*TASK INPUTS:*
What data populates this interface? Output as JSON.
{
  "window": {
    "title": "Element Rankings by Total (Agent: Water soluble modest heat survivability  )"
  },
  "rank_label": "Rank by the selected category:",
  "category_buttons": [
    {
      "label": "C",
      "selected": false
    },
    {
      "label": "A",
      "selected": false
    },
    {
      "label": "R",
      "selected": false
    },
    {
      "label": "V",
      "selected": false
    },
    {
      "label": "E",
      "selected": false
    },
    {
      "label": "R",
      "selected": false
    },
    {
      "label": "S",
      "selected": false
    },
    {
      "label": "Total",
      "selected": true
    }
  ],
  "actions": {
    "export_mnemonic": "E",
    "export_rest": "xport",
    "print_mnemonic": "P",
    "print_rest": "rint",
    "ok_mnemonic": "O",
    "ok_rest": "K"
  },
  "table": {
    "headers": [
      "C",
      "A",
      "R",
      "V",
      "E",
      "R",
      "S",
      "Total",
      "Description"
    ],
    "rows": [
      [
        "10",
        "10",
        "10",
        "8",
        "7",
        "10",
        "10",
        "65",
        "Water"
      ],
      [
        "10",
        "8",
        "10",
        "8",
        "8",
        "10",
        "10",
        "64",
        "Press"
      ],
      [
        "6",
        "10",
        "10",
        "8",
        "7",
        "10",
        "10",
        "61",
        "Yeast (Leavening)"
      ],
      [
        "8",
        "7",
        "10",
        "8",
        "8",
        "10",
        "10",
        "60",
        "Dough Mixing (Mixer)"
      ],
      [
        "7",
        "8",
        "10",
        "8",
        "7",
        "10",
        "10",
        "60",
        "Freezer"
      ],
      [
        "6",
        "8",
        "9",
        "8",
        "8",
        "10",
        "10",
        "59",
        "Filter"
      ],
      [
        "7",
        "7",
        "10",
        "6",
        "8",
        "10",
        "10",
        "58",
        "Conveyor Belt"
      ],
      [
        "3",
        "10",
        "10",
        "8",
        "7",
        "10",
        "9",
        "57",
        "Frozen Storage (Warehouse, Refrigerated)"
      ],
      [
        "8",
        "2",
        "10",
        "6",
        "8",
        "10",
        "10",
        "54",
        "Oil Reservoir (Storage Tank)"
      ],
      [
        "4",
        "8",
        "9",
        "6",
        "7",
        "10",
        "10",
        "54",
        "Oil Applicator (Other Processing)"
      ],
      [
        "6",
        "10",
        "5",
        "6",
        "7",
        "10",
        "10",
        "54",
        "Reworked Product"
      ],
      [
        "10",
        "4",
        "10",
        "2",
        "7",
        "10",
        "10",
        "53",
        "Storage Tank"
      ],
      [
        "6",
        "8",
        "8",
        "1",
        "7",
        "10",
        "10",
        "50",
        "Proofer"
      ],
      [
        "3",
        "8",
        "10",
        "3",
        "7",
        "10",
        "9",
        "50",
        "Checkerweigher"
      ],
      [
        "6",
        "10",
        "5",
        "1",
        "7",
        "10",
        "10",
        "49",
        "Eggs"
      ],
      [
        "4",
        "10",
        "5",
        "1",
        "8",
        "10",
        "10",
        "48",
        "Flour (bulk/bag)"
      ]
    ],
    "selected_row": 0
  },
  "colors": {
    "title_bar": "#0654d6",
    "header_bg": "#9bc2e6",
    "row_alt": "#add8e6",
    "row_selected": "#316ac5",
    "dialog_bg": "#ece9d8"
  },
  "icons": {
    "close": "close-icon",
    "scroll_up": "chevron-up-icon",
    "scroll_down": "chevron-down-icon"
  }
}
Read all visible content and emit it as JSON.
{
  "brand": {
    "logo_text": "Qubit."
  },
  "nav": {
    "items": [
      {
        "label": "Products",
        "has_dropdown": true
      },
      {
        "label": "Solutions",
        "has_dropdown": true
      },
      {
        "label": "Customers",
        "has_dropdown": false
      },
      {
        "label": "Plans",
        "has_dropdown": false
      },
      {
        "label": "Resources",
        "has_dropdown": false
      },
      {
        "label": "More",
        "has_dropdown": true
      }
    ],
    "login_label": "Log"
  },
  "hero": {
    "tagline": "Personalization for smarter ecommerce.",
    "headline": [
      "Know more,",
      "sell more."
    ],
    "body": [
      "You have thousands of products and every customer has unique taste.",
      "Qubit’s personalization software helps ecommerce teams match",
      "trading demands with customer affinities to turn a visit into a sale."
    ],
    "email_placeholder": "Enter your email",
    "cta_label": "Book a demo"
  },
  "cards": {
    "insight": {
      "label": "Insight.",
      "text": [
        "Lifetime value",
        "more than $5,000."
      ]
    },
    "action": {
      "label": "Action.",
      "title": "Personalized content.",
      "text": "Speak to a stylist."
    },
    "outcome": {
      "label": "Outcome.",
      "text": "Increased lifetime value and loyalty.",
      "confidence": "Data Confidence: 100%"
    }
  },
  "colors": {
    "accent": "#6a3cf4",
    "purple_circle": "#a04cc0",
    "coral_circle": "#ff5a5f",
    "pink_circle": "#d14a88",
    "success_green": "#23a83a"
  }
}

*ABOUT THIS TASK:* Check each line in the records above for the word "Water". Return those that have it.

*WRITTEN SOLUTION:*
    "title": "Element Rankings by Total (Agent: Water soluble modest heat survivability  )"
        "Water"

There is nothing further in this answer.